  • Squamous has flattened cells which look like cobblestones.
  • Cuboidal has sugar cube shaped cells.
  • Columnar has cells in the shapes of columns and may have cilia for sensory perception in locations like the lining of the nose.


Types of Epithelium

Epithelial Cells Chart

This Epithelial Cells Chart shows the different types of epithelial tissues that are distributed across the organism with their overall functions being protecting and lining the body and internal organs.

Epithelial Tissue Types

Unique Cell Characteristics

Special Cell Function

General Tissue Type Function

Pseudostratified Ciliated Columnar.

These cells contain cilia.

Cilia move the mucous.

Lining the nasal passage and respiratory tract; lining male reproductive tract.

Cuboidal Cells.

No Basement membrane.


Formation of glands and lining of kidneys.

Stratified columnar.



Lines the inner surface of some organs, usually providing extra protection.

Stratified squamous.

These cells reproduce quickly and densely.

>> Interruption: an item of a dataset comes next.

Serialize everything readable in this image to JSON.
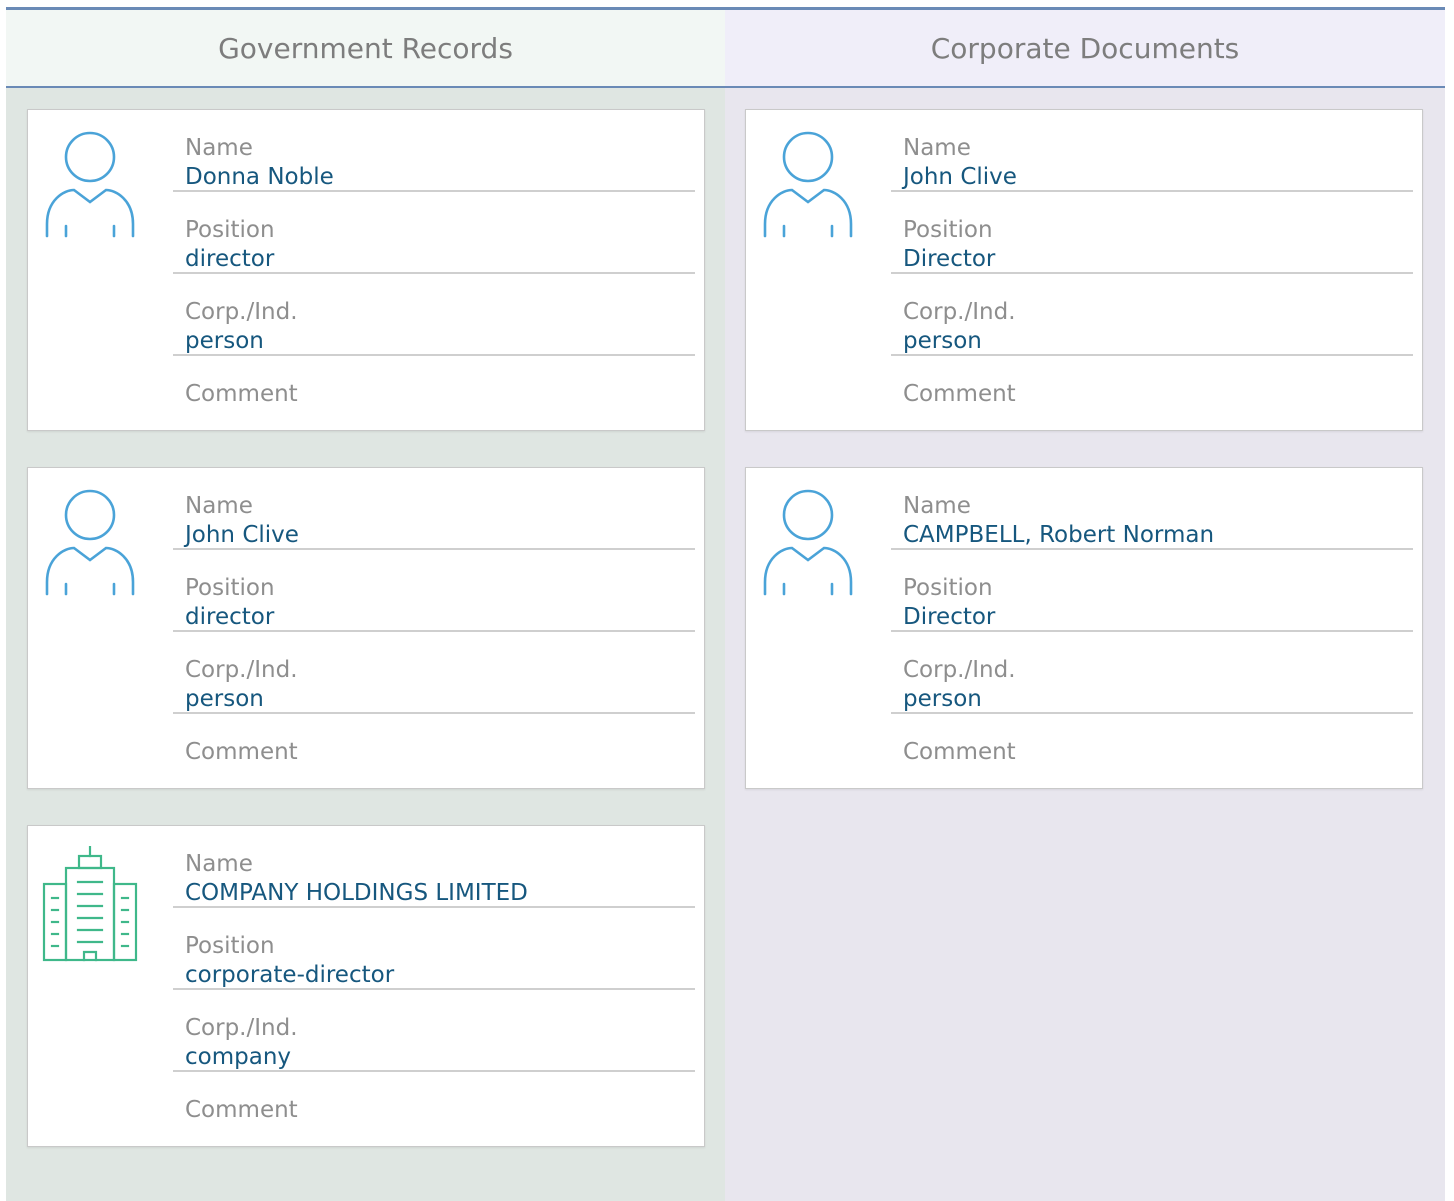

Providing extra layering; quick cell reproduction in specialized organs and regions of the skin.

Simple squamous.

These cells are designed to let materials pass through by diffusion.

Diffusion of chemicals and nutrients.

Providing a thin tissue membrane.

Simple columnar.

Secrete digestive enzymes and absorb nutrients.

Digestion in the intestines.

Lines the stomach and intestines.

Muscle Tissue

Muscle tissue is a specialized tissue that can contract in response to an electrical stimulus sent from the central nervous system, which enables the movement of the body when the muscles are attached to bone. Muscles also control movement of organs, such as the peristaltic movement of food through the digestive tract.

There are three types of muscle tissue: smoothskeletal, and cardiac.

Skeletal muscles are what make up human flesh and the red meat of a cow or lamb. They are attached to the bones and facilitate movement because of their ability to contract. Because skeletal muscles are under our conscious control, they are considered voluntary muscles.Smooth muscle is found throughout the internal organs of the body, particularly in the digestive tract. Because the contractions of smooth muscle are not under our conscious control, it is considered an involuntary muscle. Compared to skeletal muscle, smooth muscle fibers are much shorter.

Cardiac muscle is found in the wall of the heart. It is also an involuntary muscle.

Muscle Tissue Chart

This Muscle Tissue Chart identifies the muscle tissue types that are located around the skeletal system, pulmonary system, and the cardiovascular system with their overall function being movement of some kind.

Tissue Types

Special Cell Types

Unique Cell Characteristics

Special Cell Function

General Tissue Type Function

Skeletal Muscle.

Muscle Fibers.

Ability to contract muscle in response to a nerve command.

To move the bones so that the organism can move.


Cardiac Muscle.

Muscle Fibers.

Interlaced discs to ensure a synchronized heartbeat.

Pump blood through the heart.

Pump Blood.

Smooth Muscle.

Muscle Fibers.

Smooth and found in organs.

Special movement of tissues not by muscle-nerve signals.

Part of the digestive tract.


Tissues are found throughout the body and perform a variety of specialized functions including providing us with movement, protection of organs, and transmission of commands from the brain. They are also the foundation for organ formation. The following lessons will explore the body’s organ systems, explaining what they are, what they do, and how they work.

Course Discussion